## Work instructions:
What is the count of lines in the data that hold the string "your"? State the number alone.

## Data:
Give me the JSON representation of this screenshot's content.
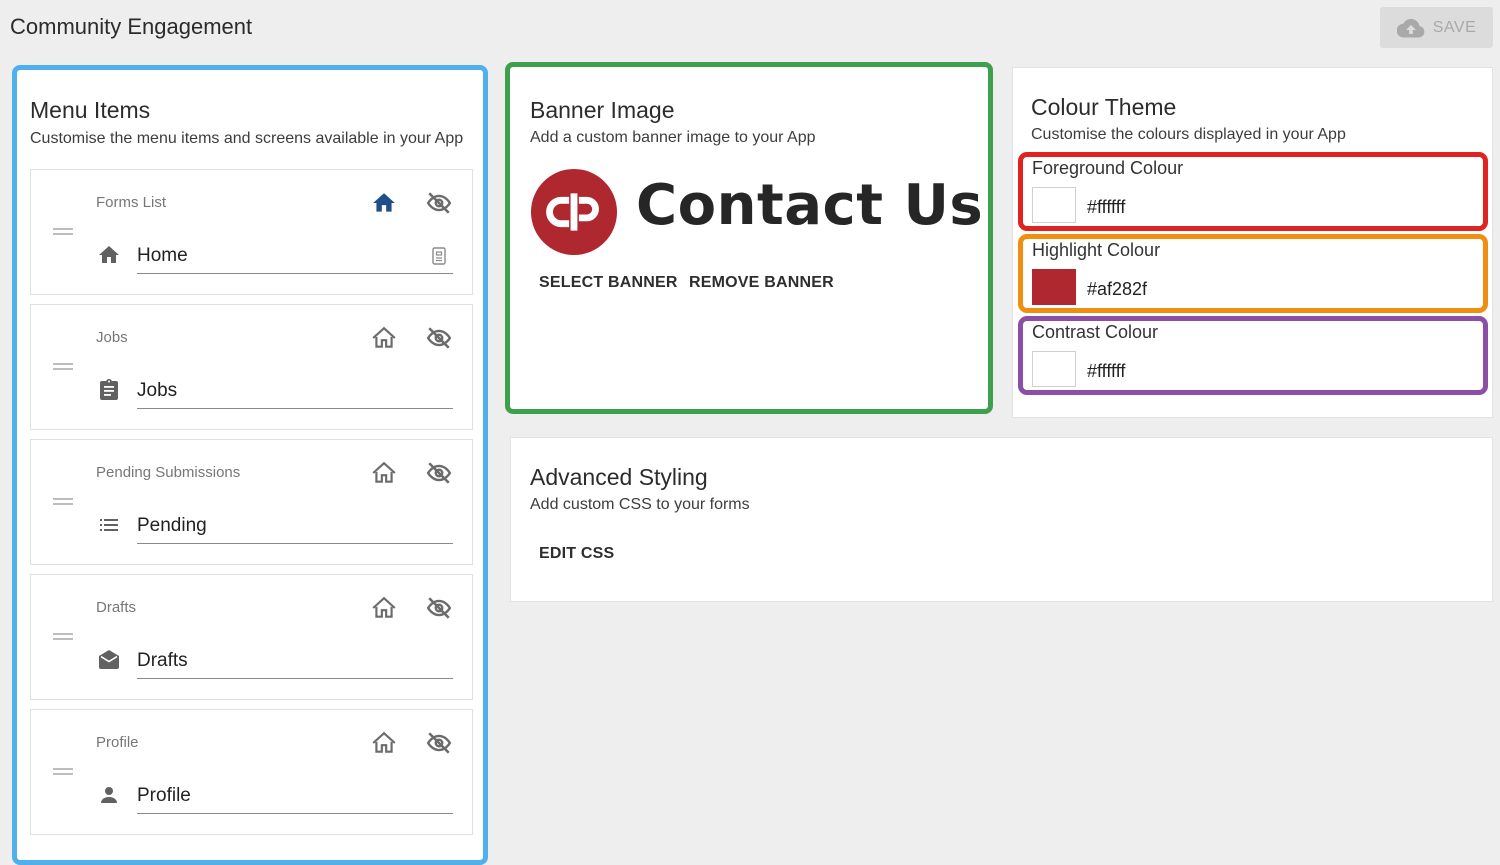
{
  "header": {
    "title": "Community Engagement",
    "save_label": "SAVE"
  },
  "menu_panel": {
    "title": "Menu Items",
    "subtitle": "Customise the menu items and screens available in your App",
    "items": [
      {
        "label": "Forms List",
        "value": "Home",
        "icon": "home-icon",
        "is_home": true
      },
      {
        "label": "Jobs",
        "value": "Jobs",
        "icon": "clipboard-icon",
        "is_home": false
      },
      {
        "label": "Pending Submissions",
        "value": "Pending",
        "icon": "list-icon",
        "is_home": false
      },
      {
        "label": "Drafts",
        "value": "Drafts",
        "icon": "drafts-icon",
        "is_home": false
      },
      {
        "label": "Profile",
        "value": "Profile",
        "icon": "person-icon",
        "is_home": false
      }
    ]
  },
  "banner_panel": {
    "title": "Banner Image",
    "subtitle": "Add a custom banner image to your App",
    "banner_text": "Contact Us",
    "select_label": "SELECT BANNER",
    "remove_label": "REMOVE BANNER"
  },
  "colour_panel": {
    "title": "Colour Theme",
    "subtitle": "Customise the colours displayed in your App",
    "fields": [
      {
        "label": "Foreground Colour",
        "value": "#ffffff",
        "outline": "#e1231f"
      },
      {
        "label": "Highlight Colour",
        "value": "#af282f",
        "outline": "#ef8e10"
      },
      {
        "label": "Contrast Colour",
        "value": "#ffffff",
        "outline": "#8c4fa8"
      }
    ]
  },
  "advanced_panel": {
    "title": "Advanced Styling",
    "subtitle": "Add custom CSS to your forms",
    "edit_label": "EDIT CSS"
  },
  "colors": {
    "home_active": "#1e4f8a",
    "icon_grey": "#6b6b6b",
    "brand_red": "#af282f"
  }
}
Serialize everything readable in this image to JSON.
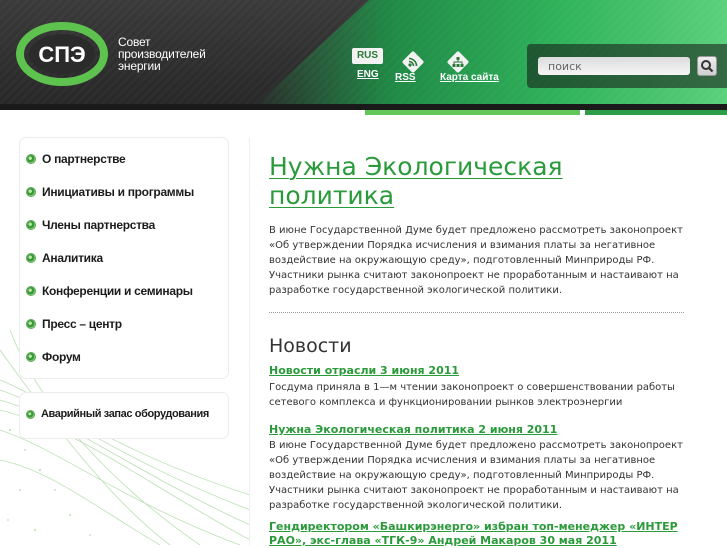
{
  "header": {
    "logo_lines": [
      "Совет",
      "производителей",
      "энергии"
    ],
    "logo_mark_text": "СПЭ",
    "lang_rus": "RUS",
    "lang_eng": "ENG",
    "rss_label": "RSS",
    "sitemap_label": "Карта сайта",
    "search_placeholder": "поиск"
  },
  "sidebar": {
    "items": [
      {
        "label": "О партнерстве"
      },
      {
        "label": "Инициативы и программы"
      },
      {
        "label": "Члены партнерства"
      },
      {
        "label": "Аналитика"
      },
      {
        "label": "Конференции и семинары"
      },
      {
        "label": "Пресс – центр"
      },
      {
        "label": "Форум"
      }
    ],
    "emergency": "Аварийный запас оборудования"
  },
  "main": {
    "title": "Нужна Экологическая политика",
    "lead": "В июне Государственной Думе будет предложено рассмотреть законопроект «Об утверждении Порядка исчисления и взимания платы за негативное воздействие на окружающую среду», подготовленный Минприроды РФ. Участники рынка считают законопроект не проработанным и настаивают на разработке государственной экологической политики.",
    "news_heading": "Новости",
    "news": [
      {
        "title": "Новости отрасли  3 июня 2011",
        "text": "Госдума приняла в 1—м чтении законопроект о совершенствовании работы сетевого комплекса и функционировании рынков электроэнергии"
      },
      {
        "title": "Нужна Экологическая политика  2 июня 2011",
        "text": "В июне Государственной Думе будет предложено рассмотреть законопроект «Об утверждении Порядка исчисления и взимания платы за негативное воздействие на окружающую среду», подготовленный Минприроды РФ. Участники рынка считают законопроект не проработанным и настаивают на разработке государственной экологической политики."
      },
      {
        "title": "Гендиректором «Башкирэнерго» избран топ-менеджер «ИНТЕР РАО», экс-глава «ТГК-9» Андрей Макаров  30 мая 2011",
        "text": ""
      }
    ]
  },
  "colors": {
    "accent_green": "#2a9a3a",
    "header_dark": "#2b2b2b",
    "header_green": "#2fb25a"
  }
}
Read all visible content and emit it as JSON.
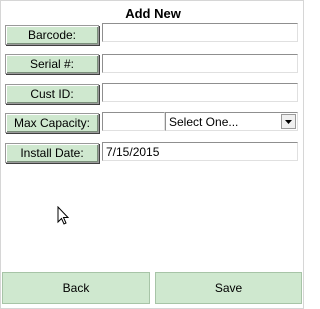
{
  "form": {
    "title": "Add New",
    "rows": [
      {
        "label": "Barcode:",
        "value": ""
      },
      {
        "label": "Serial #:",
        "value": ""
      },
      {
        "label": "Cust ID:",
        "value": ""
      },
      {
        "label": "Max Capacity:",
        "value": ""
      },
      {
        "label": "Install Date:",
        "value": "7/15/2015"
      }
    ],
    "capacity_unit": {
      "selected": "Select One..."
    }
  },
  "footer": {
    "back_label": "Back",
    "save_label": "Save"
  },
  "colors": {
    "button_green": "#cfe8cf"
  },
  "icons": {
    "dropdown": "triangle-down-icon",
    "cursor": "mouse-pointer-icon"
  }
}
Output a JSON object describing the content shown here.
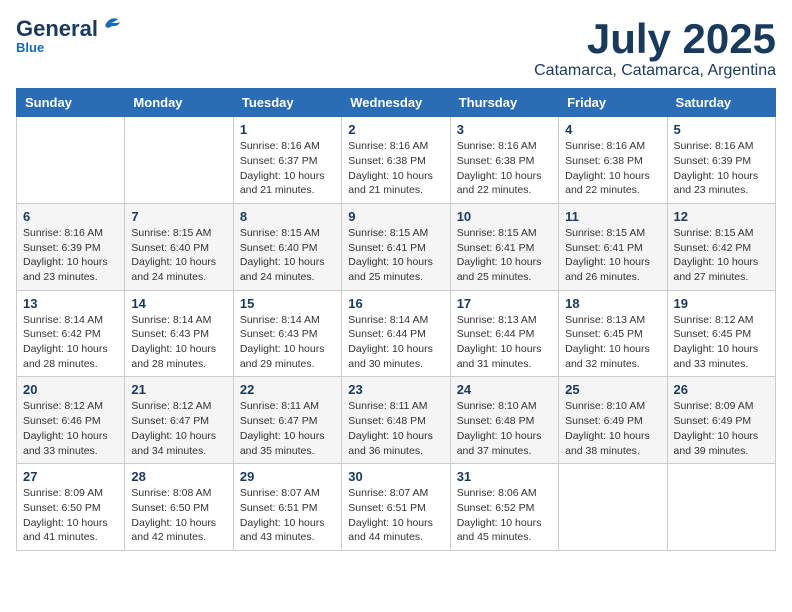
{
  "logo": {
    "general": "General",
    "blue": "Blue",
    "subtitle": "Blue"
  },
  "title": {
    "month_year": "July 2025",
    "location": "Catamarca, Catamarca, Argentina"
  },
  "weekdays": [
    "Sunday",
    "Monday",
    "Tuesday",
    "Wednesday",
    "Thursday",
    "Friday",
    "Saturday"
  ],
  "weeks": [
    [
      {
        "day": "",
        "sunrise": "",
        "sunset": "",
        "daylight": ""
      },
      {
        "day": "",
        "sunrise": "",
        "sunset": "",
        "daylight": ""
      },
      {
        "day": "1",
        "sunrise": "Sunrise: 8:16 AM",
        "sunset": "Sunset: 6:37 PM",
        "daylight": "Daylight: 10 hours and 21 minutes."
      },
      {
        "day": "2",
        "sunrise": "Sunrise: 8:16 AM",
        "sunset": "Sunset: 6:38 PM",
        "daylight": "Daylight: 10 hours and 21 minutes."
      },
      {
        "day": "3",
        "sunrise": "Sunrise: 8:16 AM",
        "sunset": "Sunset: 6:38 PM",
        "daylight": "Daylight: 10 hours and 22 minutes."
      },
      {
        "day": "4",
        "sunrise": "Sunrise: 8:16 AM",
        "sunset": "Sunset: 6:38 PM",
        "daylight": "Daylight: 10 hours and 22 minutes."
      },
      {
        "day": "5",
        "sunrise": "Sunrise: 8:16 AM",
        "sunset": "Sunset: 6:39 PM",
        "daylight": "Daylight: 10 hours and 23 minutes."
      }
    ],
    [
      {
        "day": "6",
        "sunrise": "Sunrise: 8:16 AM",
        "sunset": "Sunset: 6:39 PM",
        "daylight": "Daylight: 10 hours and 23 minutes."
      },
      {
        "day": "7",
        "sunrise": "Sunrise: 8:15 AM",
        "sunset": "Sunset: 6:40 PM",
        "daylight": "Daylight: 10 hours and 24 minutes."
      },
      {
        "day": "8",
        "sunrise": "Sunrise: 8:15 AM",
        "sunset": "Sunset: 6:40 PM",
        "daylight": "Daylight: 10 hours and 24 minutes."
      },
      {
        "day": "9",
        "sunrise": "Sunrise: 8:15 AM",
        "sunset": "Sunset: 6:41 PM",
        "daylight": "Daylight: 10 hours and 25 minutes."
      },
      {
        "day": "10",
        "sunrise": "Sunrise: 8:15 AM",
        "sunset": "Sunset: 6:41 PM",
        "daylight": "Daylight: 10 hours and 25 minutes."
      },
      {
        "day": "11",
        "sunrise": "Sunrise: 8:15 AM",
        "sunset": "Sunset: 6:41 PM",
        "daylight": "Daylight: 10 hours and 26 minutes."
      },
      {
        "day": "12",
        "sunrise": "Sunrise: 8:15 AM",
        "sunset": "Sunset: 6:42 PM",
        "daylight": "Daylight: 10 hours and 27 minutes."
      }
    ],
    [
      {
        "day": "13",
        "sunrise": "Sunrise: 8:14 AM",
        "sunset": "Sunset: 6:42 PM",
        "daylight": "Daylight: 10 hours and 28 minutes."
      },
      {
        "day": "14",
        "sunrise": "Sunrise: 8:14 AM",
        "sunset": "Sunset: 6:43 PM",
        "daylight": "Daylight: 10 hours and 28 minutes."
      },
      {
        "day": "15",
        "sunrise": "Sunrise: 8:14 AM",
        "sunset": "Sunset: 6:43 PM",
        "daylight": "Daylight: 10 hours and 29 minutes."
      },
      {
        "day": "16",
        "sunrise": "Sunrise: 8:14 AM",
        "sunset": "Sunset: 6:44 PM",
        "daylight": "Daylight: 10 hours and 30 minutes."
      },
      {
        "day": "17",
        "sunrise": "Sunrise: 8:13 AM",
        "sunset": "Sunset: 6:44 PM",
        "daylight": "Daylight: 10 hours and 31 minutes."
      },
      {
        "day": "18",
        "sunrise": "Sunrise: 8:13 AM",
        "sunset": "Sunset: 6:45 PM",
        "daylight": "Daylight: 10 hours and 32 minutes."
      },
      {
        "day": "19",
        "sunrise": "Sunrise: 8:12 AM",
        "sunset": "Sunset: 6:45 PM",
        "daylight": "Daylight: 10 hours and 33 minutes."
      }
    ],
    [
      {
        "day": "20",
        "sunrise": "Sunrise: 8:12 AM",
        "sunset": "Sunset: 6:46 PM",
        "daylight": "Daylight: 10 hours and 33 minutes."
      },
      {
        "day": "21",
        "sunrise": "Sunrise: 8:12 AM",
        "sunset": "Sunset: 6:47 PM",
        "daylight": "Daylight: 10 hours and 34 minutes."
      },
      {
        "day": "22",
        "sunrise": "Sunrise: 8:11 AM",
        "sunset": "Sunset: 6:47 PM",
        "daylight": "Daylight: 10 hours and 35 minutes."
      },
      {
        "day": "23",
        "sunrise": "Sunrise: 8:11 AM",
        "sunset": "Sunset: 6:48 PM",
        "daylight": "Daylight: 10 hours and 36 minutes."
      },
      {
        "day": "24",
        "sunrise": "Sunrise: 8:10 AM",
        "sunset": "Sunset: 6:48 PM",
        "daylight": "Daylight: 10 hours and 37 minutes."
      },
      {
        "day": "25",
        "sunrise": "Sunrise: 8:10 AM",
        "sunset": "Sunset: 6:49 PM",
        "daylight": "Daylight: 10 hours and 38 minutes."
      },
      {
        "day": "26",
        "sunrise": "Sunrise: 8:09 AM",
        "sunset": "Sunset: 6:49 PM",
        "daylight": "Daylight: 10 hours and 39 minutes."
      }
    ],
    [
      {
        "day": "27",
        "sunrise": "Sunrise: 8:09 AM",
        "sunset": "Sunset: 6:50 PM",
        "daylight": "Daylight: 10 hours and 41 minutes."
      },
      {
        "day": "28",
        "sunrise": "Sunrise: 8:08 AM",
        "sunset": "Sunset: 6:50 PM",
        "daylight": "Daylight: 10 hours and 42 minutes."
      },
      {
        "day": "29",
        "sunrise": "Sunrise: 8:07 AM",
        "sunset": "Sunset: 6:51 PM",
        "daylight": "Daylight: 10 hours and 43 minutes."
      },
      {
        "day": "30",
        "sunrise": "Sunrise: 8:07 AM",
        "sunset": "Sunset: 6:51 PM",
        "daylight": "Daylight: 10 hours and 44 minutes."
      },
      {
        "day": "31",
        "sunrise": "Sunrise: 8:06 AM",
        "sunset": "Sunset: 6:52 PM",
        "daylight": "Daylight: 10 hours and 45 minutes."
      },
      {
        "day": "",
        "sunrise": "",
        "sunset": "",
        "daylight": ""
      },
      {
        "day": "",
        "sunrise": "",
        "sunset": "",
        "daylight": ""
      }
    ]
  ]
}
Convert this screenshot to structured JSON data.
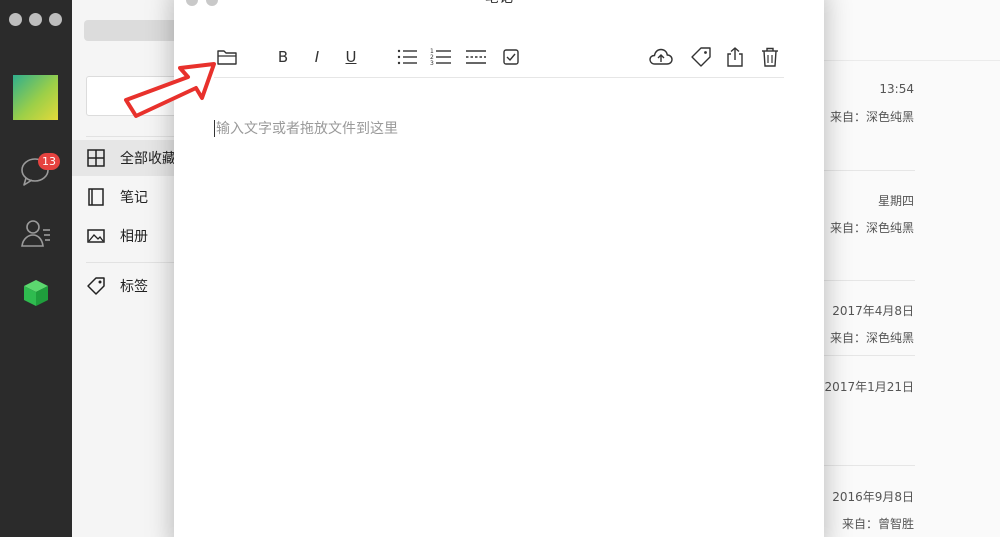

## Solution for this problem:
4